Of course, calling it an “apartment” is kind of silly. It’s the penthouse of an apartment building that occupies an entire block. The apartment encompasses 6,784 square feet — which is significantly larger than our home — and includes a library, four bedrooms, a den, a gallery, and three large terraces overlooking Central Park and the surrounding neighborhood. You’d have to sell a lot of fertilizer to afford such luxury.
My first apartment, a two-bedroom job located just off the Ohio State campus that I rented in 1976, cost $150 a month. It had a cheap stucco exterior, ultra-thin walls, puke green carpeting, and a complete lack of any security devices. It was humble, but I called it home.
Richard has moved into an rehabbed apartment building on Spring Street in downtown Columbus, about three blocks from the Ohio Statehouse. It will be interesting to see how he likes it. Urban living can be a lot of fun, but it also has its challenges.
View of Capitol from East Capitol Street

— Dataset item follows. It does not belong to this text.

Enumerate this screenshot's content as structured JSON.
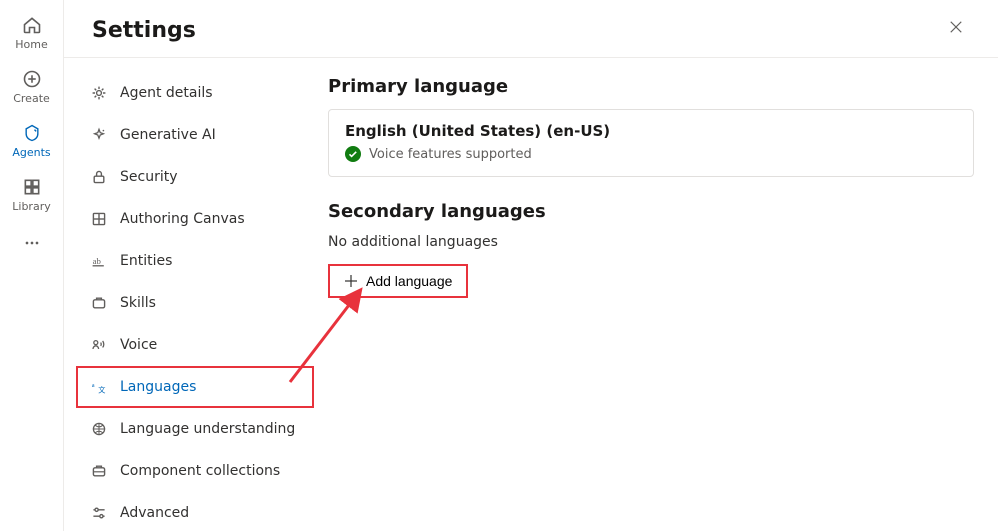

Kish and I lived in Washington, D.C. at 1019 East Capitol Street, right next to Lincoln Park. You could walk out our front door, walk into the middle of East Capital Street, look due west, and see the Capitol dome looming over the tree tops, ten blocks away. To a 23-year-old recent college graduate, this seemed very cool. We lived in a very small apartment on the third floor of a walkup “brownstone,” and Michigan Senator Carl Levin was one of our neighbors. It was great to be able to walk almost anywhere you wanted to go, and if it was too far to walk you could take the D.C. Metro. Some parts of living in D.C. were a hassle, however. If you came home after dark there was a distinct possibility of getting mugged, and shopping at the convenience store nearby was a lesson in the law of supply and demand. (The store owner had the only supply within a six-block radius, and he could demand whatever price he wanted for his goods.) If you walked farther, to the Eastern Market Safeway, then you faced the logistical issue of how to get the groceries back home.
When you live in a suburb, you fall into ruts. You buy groceries at the same place, eat at the same places, and tend to drive anywhere. Urban living gets you out of that rut and into new ways of thinking and acting. That process is another thing that makes urban living interesting.